Monday, January 31, 2011

Science fiction

 13 percent of teachers explicitly endorse creationism or intelligent design, and spend at least on hour of class time presenting it in a positive light. An additional 5 percent reported that they support creationism in passing or when answering students’ questions.
from Wired, citing Science.

What if 13% of science teachers announced in class that they didn't believe that our current economic system is sustainable, that there are limits in biology, that capitalism as practiced today will collapse in the face on natural limits? How long would they last?

What if 13% of science teachers made it a point to discuss the biological basis of homosexuality, to explicitly analyze twin studies suggesting that genetics plays a role in sexual behaviors? How long would they last?

What if 13% of science teachers explicitly discussed the phenomenal rise of breast cancer in our land since the 1940's, the rise of carcinogens found in breast milk, the local CEOs who dumped toxins on our towns, the politics of industrial waste disposal?

Heck, what if 13% of science teachers explicitly discussed the threat of leprous leprechauns roaming the countryside?

Ask your child what your science teacher "believes"--then do something about it.

The photo of the book cover from here.
And no, I do not speak of economic collapse in class. 
We do talk about population growth and carrying capacity. I let your children come to their own conclusions.


David said...

And this we totally agree...

you cannot effectively teach something you don't believe in.

Worse, you cannot teach something at which you think is crazy.

doyle said...

Dear David,

True to a point--I was pretty good teaching my children about Santa Claus.

Science isn't about beliefs, it's about evidence garnered from the natural world--though it does lead to some crazy models, which we teach anyway.

Evolution serves as the heart of biology--it ties everything in biology together. If a teacher "believes" otherwise without evidence, she should not be teaching evolution.

I do not teach economics nor gender studies in class--but I do talk a lot about leprechauns!

M. York said...

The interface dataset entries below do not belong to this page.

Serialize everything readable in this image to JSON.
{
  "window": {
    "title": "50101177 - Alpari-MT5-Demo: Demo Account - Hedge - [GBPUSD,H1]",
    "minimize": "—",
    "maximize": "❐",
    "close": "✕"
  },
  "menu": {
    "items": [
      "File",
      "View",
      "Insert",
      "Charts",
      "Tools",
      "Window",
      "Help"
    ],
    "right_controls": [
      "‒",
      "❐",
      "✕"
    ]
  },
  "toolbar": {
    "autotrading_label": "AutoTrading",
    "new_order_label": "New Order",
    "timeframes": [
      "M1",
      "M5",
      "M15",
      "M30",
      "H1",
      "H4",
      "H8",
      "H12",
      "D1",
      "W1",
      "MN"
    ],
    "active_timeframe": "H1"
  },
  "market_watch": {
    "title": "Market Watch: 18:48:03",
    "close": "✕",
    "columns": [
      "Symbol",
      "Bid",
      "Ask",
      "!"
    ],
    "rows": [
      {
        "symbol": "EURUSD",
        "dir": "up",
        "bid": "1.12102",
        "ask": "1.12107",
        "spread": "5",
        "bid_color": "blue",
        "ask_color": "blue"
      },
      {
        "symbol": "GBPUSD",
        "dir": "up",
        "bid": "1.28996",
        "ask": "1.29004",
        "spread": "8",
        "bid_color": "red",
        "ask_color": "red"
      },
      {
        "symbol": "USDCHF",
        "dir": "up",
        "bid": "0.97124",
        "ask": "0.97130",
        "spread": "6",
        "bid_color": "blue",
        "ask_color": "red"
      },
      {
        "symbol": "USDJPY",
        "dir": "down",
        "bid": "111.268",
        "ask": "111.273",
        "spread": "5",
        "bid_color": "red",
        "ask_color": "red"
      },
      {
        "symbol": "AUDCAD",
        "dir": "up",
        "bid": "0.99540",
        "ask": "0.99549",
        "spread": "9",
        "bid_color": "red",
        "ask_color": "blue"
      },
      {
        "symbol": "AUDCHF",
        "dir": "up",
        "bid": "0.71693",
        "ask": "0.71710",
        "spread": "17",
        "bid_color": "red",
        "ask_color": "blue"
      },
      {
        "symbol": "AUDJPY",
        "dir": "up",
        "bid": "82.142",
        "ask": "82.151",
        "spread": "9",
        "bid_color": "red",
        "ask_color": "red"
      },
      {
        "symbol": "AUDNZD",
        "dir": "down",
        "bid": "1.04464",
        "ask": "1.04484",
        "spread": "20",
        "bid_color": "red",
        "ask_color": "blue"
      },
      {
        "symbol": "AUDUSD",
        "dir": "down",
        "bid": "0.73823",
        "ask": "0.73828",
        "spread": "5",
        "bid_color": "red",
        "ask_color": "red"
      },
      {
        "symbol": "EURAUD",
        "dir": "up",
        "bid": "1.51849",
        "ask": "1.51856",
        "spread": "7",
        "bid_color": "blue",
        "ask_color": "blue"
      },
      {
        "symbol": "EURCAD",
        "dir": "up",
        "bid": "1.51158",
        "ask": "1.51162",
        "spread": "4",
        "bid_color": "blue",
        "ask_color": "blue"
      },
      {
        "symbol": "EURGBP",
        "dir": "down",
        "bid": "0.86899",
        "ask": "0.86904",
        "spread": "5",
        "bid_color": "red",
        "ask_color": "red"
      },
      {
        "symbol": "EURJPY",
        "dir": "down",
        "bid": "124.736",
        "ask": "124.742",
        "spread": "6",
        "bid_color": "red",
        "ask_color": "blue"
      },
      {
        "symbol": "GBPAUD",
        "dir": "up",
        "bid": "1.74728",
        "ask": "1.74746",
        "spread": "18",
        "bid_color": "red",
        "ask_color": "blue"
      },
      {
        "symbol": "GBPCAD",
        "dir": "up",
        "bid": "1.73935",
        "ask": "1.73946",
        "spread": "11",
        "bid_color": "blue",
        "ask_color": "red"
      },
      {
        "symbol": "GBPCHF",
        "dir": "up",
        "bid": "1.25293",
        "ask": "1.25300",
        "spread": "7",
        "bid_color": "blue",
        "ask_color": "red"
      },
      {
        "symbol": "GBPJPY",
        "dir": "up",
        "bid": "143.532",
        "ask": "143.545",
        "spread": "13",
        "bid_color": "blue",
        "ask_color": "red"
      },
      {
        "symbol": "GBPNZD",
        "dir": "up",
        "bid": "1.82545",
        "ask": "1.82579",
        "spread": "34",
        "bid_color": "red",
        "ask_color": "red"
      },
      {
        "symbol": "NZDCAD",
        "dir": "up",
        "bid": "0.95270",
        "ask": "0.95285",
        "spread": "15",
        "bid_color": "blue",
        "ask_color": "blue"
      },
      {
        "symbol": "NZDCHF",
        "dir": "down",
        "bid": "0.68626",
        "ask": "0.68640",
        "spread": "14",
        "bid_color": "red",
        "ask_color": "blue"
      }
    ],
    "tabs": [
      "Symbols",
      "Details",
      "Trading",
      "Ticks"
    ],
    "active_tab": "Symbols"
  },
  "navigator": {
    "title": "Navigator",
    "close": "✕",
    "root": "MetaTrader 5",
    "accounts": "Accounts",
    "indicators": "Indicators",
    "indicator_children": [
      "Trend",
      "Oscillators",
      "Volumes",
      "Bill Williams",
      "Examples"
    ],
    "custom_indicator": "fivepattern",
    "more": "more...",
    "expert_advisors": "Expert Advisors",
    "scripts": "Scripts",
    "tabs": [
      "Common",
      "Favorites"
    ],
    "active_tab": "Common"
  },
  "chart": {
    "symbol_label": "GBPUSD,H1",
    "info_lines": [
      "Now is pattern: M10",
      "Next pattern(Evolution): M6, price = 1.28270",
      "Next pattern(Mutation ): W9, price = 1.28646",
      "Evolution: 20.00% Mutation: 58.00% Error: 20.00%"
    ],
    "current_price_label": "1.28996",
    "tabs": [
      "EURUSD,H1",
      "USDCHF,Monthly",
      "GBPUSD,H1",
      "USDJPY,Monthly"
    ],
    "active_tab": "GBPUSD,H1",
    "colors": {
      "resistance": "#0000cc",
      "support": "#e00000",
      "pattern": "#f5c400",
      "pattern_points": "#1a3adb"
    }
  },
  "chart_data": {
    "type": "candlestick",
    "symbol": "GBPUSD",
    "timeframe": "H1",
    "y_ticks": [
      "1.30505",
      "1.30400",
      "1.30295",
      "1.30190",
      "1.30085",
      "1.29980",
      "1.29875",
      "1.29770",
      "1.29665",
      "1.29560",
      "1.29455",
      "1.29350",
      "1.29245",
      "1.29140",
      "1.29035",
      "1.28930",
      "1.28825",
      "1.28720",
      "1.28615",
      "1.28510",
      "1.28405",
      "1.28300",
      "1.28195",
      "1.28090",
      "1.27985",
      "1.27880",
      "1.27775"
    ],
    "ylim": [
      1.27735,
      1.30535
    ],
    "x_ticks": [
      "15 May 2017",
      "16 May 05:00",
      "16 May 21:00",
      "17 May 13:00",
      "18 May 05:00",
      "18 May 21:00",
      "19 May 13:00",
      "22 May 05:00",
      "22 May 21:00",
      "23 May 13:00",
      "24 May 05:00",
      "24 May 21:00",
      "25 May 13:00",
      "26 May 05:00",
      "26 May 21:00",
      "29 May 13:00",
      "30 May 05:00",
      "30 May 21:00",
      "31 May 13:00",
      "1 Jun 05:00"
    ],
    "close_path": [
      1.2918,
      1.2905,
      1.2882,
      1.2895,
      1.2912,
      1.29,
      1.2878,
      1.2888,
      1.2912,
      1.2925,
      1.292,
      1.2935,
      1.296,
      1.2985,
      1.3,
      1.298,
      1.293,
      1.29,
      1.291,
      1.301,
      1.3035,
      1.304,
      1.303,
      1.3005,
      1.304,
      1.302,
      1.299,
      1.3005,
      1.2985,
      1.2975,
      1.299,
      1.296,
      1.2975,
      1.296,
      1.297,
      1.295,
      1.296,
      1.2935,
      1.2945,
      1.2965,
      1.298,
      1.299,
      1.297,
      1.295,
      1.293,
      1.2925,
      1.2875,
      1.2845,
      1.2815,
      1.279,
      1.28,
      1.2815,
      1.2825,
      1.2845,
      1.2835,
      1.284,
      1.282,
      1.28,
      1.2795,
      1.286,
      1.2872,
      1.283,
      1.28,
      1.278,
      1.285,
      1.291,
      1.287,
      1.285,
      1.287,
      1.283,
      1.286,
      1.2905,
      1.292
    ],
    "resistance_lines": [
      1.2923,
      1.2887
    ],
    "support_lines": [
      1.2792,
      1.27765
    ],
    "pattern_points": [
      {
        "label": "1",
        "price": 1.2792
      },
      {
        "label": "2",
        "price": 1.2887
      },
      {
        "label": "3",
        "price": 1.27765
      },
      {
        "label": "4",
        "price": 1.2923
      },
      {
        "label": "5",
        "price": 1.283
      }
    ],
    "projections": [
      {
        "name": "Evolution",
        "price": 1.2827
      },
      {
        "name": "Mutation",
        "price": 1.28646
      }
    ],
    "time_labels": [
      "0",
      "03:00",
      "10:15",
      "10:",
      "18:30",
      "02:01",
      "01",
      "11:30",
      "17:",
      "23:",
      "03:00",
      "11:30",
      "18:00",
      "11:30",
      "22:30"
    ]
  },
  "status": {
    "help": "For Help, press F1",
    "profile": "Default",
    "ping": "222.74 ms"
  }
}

Dear Doc;
I teach science to seventh graders, and belief comes up a lot when we talk about genetics. What I've found is that in discussion, every kid will agree that species change over time, that natural selection makes sense, that beneficial mutations get passed on to offspring and that the living world is very different today than it was many years ago. As long as I don't actually use the E word, they're right with me. If I do, suddenly children are disagreeing with what they were saying only moments before - and when asked, they cannot explain why.
I tell them, over and over again, that they can believe anything they like so long as they think critically about evidence. I had a wonderful physics professor who taught us the equations of motion and then had us work out Helios' path around the earth every day with the sun. It was great fun for me (and admittedly really frustrating for some of my peers) to base our work solely on the evidence of our terrestrial eyes.
I had excellent evidence for Santa Claus as a child - my father left ashy bootprints from the fireplace to the tree and back one year, for example - and when the evidence changed, so did my ideas about how presents happened. My goal is to get my students to be willing to change their minds when the evidence changes. That's why we spend a whole day of our physics unit outside dropping objects of various weights. That's why we experiment with jars containing different mini-environments before discussing global warming. That's why we talk about genetic variation and mutation before we discuss descent with modification.
And frankly, some of them don't get it and some of them refuse to see what's in front of them and some of them... well, let's just say I'm not 100% successful in my goals (but hey, it's not 2014 yet, right?).
I love reading your blog. I admire the hell out of you, if you'll excuse the passionate language, precisely because of the way you look at science and the way you look at your students. Thank you for being this way.

Anonymous said...

Get two foam footballs. Hollow out one, and fill it with fishing weights. have someone drop them out of a window. Video this. Have the students watch the drop
Ask students if there's any difference. Then hand the footballs around the room. Then have the students watch the video. Hear them change what they say. listen as they try and make the "heavy" ball "go faster." They look for minuscule differences on the video. It's amazing how hard people will fight to maintain their position in the teeth of all evidence.

doyle said...

Dear M. York,

Thank you for your words--at least two of us aren't perfect yet, but you're right, we have until 2014 to get it right.

I do a very limited version of the sun--simply ask the students to notice the evolving shadows as the months pass. I also press them on how they know that the Earth revolves around the sun--because a teacher said so is not good enough (and should never be good enough) evidence.

Dear anonymous,

I climb up a lab table and drop a paperclip and an abandoned HUGE chemistry text.

To be fair to the students, it still amazes me each and every time they hot the floor simultaneously.

But I'm easily amused.....